  • The double alkali/gupsum method of flue gas desulfurization (FGD) was developed to reduce scaling and plugging problems associated with direct lime (CaO) or limestone (CaCO3) systems. One of the first large-scale installations of this process to control SO2 emissions and produce gypsum (CaSO4) was put in operation in 1973 at the Showa Denko plant in Chiba, Japan. By December 1977, 25 systems were operating, all in Japan. The double alkali system is especially applicable in situations requiring high (98 percent) SO2 removal, high availability, and low maintenance. The process is particularly applicable to areas where lime/limestone resources are abundant andmore » where gypsum is a marketable by-product. If it is not marketable, gypsum and fly ash can be used as landfill to form a base with load-bearing capacities sufficient for some construction.« less

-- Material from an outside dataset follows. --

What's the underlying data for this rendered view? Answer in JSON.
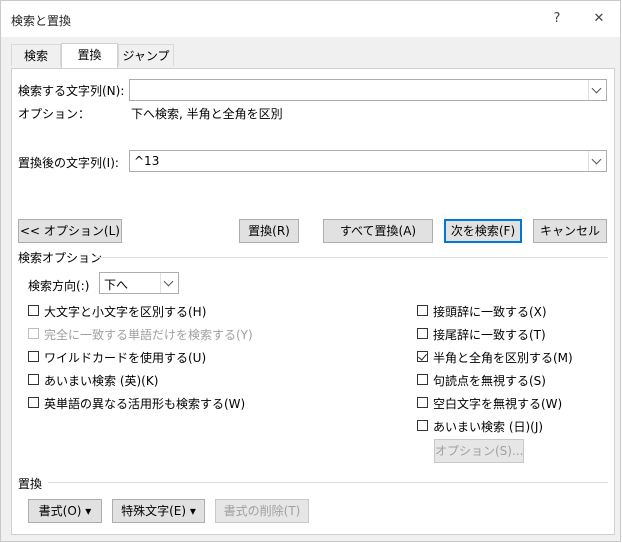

  • The objective of this project was to prepare a comprehensive document detailing the technical and economic aspects of the gypsum industry, which could be used as a reference for power utility personnel. Information for the report was sourced from the authors` existing databases of information, as well as an on-line literature search and extensive discussions with a variety of industrial contacts. The resulting document discusses all aspects of the North American gypsum industry from production through to marketing, with a view to potential utilization markets for flue gas desulfurization (FGD) gypsum in traditional applications. The gypsum industries in Europe andmore » Asia are also discussed.« less
  • The paper gives results of pilot-plant tests using a double draw-off crystallizer as the hold tank to improve the gypsum dewatering properties of a forced-oxidation limestone flue gas desulfurization process. A hydroclone was used as the size-classification device for solids separation and fines removal. Compared with a mixed tank crystallizer, the double draw-off crystallizer resulted in a 45% reduction in free moisture within the filter and a 58% increase in filtration rate.